- _TASK REQUIREMENTS_: The task calls for every line of the data to be retyped exactly.

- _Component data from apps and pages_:
--------

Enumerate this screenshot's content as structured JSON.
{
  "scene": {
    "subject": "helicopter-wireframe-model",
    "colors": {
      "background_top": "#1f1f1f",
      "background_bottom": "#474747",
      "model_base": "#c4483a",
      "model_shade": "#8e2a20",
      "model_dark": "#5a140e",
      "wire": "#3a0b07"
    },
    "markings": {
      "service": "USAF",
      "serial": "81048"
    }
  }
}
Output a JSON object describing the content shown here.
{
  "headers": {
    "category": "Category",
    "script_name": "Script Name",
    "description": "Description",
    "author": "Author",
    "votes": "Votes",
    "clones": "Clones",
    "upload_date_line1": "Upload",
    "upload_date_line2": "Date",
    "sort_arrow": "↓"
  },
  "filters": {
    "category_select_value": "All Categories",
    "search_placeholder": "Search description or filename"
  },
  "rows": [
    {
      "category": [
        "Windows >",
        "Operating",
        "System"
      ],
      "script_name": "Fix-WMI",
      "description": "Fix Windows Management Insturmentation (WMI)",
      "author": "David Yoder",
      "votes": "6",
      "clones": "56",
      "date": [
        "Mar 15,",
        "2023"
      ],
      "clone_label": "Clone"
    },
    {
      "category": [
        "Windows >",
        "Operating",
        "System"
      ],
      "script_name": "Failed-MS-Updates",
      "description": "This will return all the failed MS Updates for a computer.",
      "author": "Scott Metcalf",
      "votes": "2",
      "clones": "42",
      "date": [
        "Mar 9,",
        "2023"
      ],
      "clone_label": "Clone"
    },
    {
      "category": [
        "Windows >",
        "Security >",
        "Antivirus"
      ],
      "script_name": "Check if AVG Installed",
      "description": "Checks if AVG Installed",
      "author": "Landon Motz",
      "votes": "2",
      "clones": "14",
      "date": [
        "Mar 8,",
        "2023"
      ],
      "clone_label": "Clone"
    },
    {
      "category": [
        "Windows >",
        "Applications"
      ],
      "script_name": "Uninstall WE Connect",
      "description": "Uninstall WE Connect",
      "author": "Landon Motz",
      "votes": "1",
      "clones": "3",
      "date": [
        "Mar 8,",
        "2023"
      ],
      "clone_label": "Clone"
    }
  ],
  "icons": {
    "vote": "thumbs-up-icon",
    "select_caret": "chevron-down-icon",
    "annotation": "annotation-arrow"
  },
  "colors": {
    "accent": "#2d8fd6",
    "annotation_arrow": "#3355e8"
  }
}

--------

- _WORKED SOLUTION_:
Enumerate this screenshot's content as structured JSON.
{
  "scene": {
    "subject": "helicopter-wireframe-model",
    "colors": {
      "background_top": "#1f1f1f",
      "background_bottom": "#474747",
      "model_base": "#c4483a",
      "model_shade": "#8e2a20",
      "model_dark": "#5a140e",
      "wire": "#3a0b07"
    },
    "markings": {
      "service": "USAF",
      "serial": "81048"
    }
  }
}
Output a JSON object describing the content shown here.
{
  "headers": {
    "category": "Category",
    "script_name": "Script Name",
    "description": "Description",
    "author": "Author",
    "votes": "Votes",
    "clones": "Clones",
    "upload_date_line1": "Upload",
    "upload_date_line2": "Date",
    "sort_arrow": "↓"
  },
  "filters": {
    "category_select_value": "All Categories",
    "search_placeholder": "Search description or filename"
  },
  "rows": [
    {
      "category": [
        "Windows >",
        "Operating",
        "System"
      ],
      "script_name": "Fix-WMI",
      "description": "Fix Windows Management Insturmentation (WMI)",
      "author": "David Yoder",
      "votes": "6",
      "clones": "56",
      "date": [
        "Mar 15,",
        "2023"
      ],
      "clone_label": "Clone"
    },
    {
      "category": [
        "Windows >",
        "Operating",
        "System"
      ],
      "script_name": "Failed-MS-Updates",
      "description": "This will return all the failed MS Updates for a computer.",
      "author": "Scott Metcalf",
      "votes": "2",
      "clones": "42",
      "date": [
        "Mar 9,",
        "2023"
      ],
      "clone_label": "Clone"
    },
    {
      "category": [
        "Windows >",
        "Security >",
        "Antivirus"
      ],
      "script_name": "Check if AVG Installed",
      "description": "Checks if AVG Installed",
      "author": "Landon Motz",
      "votes": "2",
      "clones": "14",
      "date": [
        "Mar 8,",
        "2023"
      ],
      "clone_label": "Clone"
    },
    {
      "category": [
        "Windows >",
        "Applications"
      ],
      "script_name": "Uninstall WE Connect",
      "description": "Uninstall WE Connect",
      "author": "Landon Motz",
      "votes": "1",
      "clones": "3",
      "date": [
        "Mar 8,",
        "2023"
      ],
      "clone_label": "Clone"
    }
  ],
  "icons": {
    "vote": "thumbs-up-icon",
    "select_caret": "chevron-down-icon",
    "annotation": "annotation-arrow"
  },
  "colors": {
    "accent": "#2d8fd6",
    "annotation_arrow": "#3355e8"
  }
}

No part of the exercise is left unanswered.